A glimpse into the future at football's toughest job
I spent two days at the Grass Roots Football LIVE event at the NEC last week, where I had the opportunity to speak to several of the game's top names.
One of which was former England, Aston Villa and Wolves manager Graham Taylor, always a very approachable and accommodating interviewee and somebody capable of talking the hind legs off a donkey when it comes to football.
Taylor was discussing the state of our national game and team, which led him to raise one interesting point and a potentially unenviable job in eight years time.
While it will carry great prestige, for Taylor, the England manager at World Cup 2018, should the tournament be taking place on these shores, will arguably be the toughest job ever in football.
Taylor's theory is that should England fail to lift both the 2010 and 2014 World Cup (a very likely scenario) then the pressure will start to build to intense levels ahead of 2018, even more so if the legendary finals return to these parts for the first time since 1966.
Further failure to follow the class off 66 would, according to Taylor, see the English game turn on itself.
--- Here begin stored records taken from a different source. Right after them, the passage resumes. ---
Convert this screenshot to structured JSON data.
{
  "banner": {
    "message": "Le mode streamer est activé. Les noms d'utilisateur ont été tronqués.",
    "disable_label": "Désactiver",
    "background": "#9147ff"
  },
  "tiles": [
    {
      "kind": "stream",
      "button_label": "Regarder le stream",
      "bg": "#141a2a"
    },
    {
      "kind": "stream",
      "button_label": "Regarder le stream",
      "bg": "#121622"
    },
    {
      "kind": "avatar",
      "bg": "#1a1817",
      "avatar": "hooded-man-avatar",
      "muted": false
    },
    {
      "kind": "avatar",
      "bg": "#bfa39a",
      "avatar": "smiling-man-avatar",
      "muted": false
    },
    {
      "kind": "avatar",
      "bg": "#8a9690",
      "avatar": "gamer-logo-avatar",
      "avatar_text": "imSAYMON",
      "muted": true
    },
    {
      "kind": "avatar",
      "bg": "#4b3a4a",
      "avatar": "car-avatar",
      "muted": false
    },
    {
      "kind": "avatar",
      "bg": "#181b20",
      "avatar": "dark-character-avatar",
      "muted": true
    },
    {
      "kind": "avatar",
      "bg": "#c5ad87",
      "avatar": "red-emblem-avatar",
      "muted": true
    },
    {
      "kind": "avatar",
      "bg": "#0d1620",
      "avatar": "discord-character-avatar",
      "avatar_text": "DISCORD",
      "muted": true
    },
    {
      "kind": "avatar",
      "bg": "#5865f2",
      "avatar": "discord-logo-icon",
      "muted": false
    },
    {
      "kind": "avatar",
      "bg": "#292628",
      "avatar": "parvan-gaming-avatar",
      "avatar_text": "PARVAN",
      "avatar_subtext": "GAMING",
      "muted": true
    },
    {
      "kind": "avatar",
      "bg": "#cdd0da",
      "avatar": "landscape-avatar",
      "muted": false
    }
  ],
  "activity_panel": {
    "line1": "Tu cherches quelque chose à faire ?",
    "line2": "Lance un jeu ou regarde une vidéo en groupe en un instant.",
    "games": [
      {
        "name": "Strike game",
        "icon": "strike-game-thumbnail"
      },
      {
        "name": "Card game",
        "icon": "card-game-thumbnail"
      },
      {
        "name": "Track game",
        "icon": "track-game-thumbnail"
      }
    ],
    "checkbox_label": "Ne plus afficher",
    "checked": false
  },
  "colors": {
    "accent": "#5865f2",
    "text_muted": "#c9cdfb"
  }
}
A kind of football revolution, after decades of seeing the successful domestic model (most notably the Premier League) fail to be replicated on the international stage. By then, something drastic would need to be done.
All Three Lions fans will be hoping that their wait for success doesn't get to that point, but Taylor's thoughts does make you wonder just how the England manager of 2018 could find him(or her)self under pressure like never before.
P.s. I'm now logging off work until June 21 as I prepare to be swept away by World Cup fever and therefore this blog will also be enjoying its own summer break. But be sure to leave your comments below on the above or another issue which I will address upon my return.